* **Problem details**:
How many lines in this data contain the string "value"? Reply with the number only.

Start of Records provided

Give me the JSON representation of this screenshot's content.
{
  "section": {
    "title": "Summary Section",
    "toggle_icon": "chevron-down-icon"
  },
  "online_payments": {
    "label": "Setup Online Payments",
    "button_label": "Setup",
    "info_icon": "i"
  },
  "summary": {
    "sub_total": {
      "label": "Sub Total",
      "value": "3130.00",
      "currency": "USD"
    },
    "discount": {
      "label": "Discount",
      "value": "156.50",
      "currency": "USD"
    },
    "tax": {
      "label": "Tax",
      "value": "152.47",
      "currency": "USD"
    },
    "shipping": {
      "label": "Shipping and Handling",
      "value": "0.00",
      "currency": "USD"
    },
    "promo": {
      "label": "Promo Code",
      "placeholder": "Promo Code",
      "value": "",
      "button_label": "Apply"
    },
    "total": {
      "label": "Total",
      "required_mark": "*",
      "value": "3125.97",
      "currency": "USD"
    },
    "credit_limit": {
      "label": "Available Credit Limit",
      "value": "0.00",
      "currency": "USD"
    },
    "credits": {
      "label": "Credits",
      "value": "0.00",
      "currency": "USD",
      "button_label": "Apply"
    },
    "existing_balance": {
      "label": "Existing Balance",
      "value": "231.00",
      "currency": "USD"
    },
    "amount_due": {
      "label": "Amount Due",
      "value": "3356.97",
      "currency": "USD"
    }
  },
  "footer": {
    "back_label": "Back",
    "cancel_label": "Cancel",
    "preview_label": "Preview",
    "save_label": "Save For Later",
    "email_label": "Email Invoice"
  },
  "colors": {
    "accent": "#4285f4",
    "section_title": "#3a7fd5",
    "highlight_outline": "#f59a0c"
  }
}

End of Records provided
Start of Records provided

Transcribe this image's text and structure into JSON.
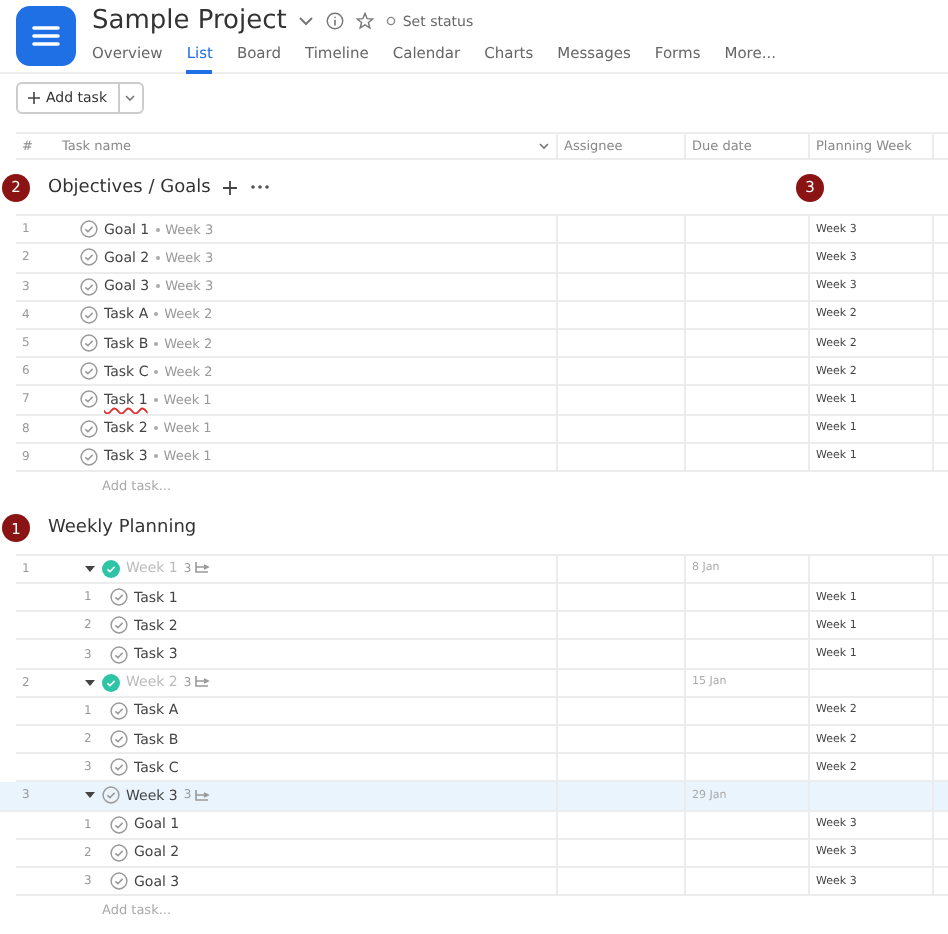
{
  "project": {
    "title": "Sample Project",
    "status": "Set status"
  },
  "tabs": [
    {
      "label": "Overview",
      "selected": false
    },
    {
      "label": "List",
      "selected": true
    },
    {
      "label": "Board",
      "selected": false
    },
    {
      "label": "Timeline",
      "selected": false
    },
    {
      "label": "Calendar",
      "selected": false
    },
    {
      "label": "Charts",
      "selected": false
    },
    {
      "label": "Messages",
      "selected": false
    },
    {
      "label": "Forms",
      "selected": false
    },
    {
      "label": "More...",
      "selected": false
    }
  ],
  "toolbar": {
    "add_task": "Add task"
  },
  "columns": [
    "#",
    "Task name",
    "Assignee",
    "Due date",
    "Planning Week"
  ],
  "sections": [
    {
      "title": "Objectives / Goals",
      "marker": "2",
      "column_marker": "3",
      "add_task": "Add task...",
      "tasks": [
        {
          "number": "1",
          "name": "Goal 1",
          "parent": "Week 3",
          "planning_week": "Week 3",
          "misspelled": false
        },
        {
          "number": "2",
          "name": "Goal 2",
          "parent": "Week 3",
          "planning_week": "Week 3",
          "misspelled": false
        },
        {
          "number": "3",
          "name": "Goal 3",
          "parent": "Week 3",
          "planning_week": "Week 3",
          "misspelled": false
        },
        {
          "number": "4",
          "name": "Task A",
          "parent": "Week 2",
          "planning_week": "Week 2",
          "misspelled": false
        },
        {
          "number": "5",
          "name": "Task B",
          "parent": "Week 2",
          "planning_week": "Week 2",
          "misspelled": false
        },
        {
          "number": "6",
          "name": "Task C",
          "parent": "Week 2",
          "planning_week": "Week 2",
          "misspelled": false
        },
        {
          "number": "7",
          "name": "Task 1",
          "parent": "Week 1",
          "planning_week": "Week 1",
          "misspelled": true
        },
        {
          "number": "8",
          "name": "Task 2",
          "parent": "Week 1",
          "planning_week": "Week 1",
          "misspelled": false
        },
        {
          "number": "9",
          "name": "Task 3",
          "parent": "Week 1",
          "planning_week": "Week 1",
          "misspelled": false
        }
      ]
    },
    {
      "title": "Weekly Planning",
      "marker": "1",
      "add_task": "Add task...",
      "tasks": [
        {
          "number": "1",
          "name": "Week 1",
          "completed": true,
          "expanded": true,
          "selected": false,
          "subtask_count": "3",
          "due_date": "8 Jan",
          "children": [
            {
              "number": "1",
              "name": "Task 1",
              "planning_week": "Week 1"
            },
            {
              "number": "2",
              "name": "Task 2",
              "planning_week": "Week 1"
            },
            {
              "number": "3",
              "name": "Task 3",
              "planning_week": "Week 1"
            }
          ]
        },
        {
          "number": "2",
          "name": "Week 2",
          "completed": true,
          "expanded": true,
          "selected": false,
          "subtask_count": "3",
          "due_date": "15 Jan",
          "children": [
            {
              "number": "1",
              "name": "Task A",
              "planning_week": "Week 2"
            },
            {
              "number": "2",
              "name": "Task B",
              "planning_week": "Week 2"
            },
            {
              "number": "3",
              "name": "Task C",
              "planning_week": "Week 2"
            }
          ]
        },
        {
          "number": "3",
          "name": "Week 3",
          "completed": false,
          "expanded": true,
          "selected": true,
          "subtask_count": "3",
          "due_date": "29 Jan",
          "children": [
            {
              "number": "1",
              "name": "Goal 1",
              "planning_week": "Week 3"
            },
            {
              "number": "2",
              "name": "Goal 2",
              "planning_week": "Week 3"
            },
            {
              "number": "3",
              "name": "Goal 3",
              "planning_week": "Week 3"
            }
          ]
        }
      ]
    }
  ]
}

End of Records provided

* **Your response**:
10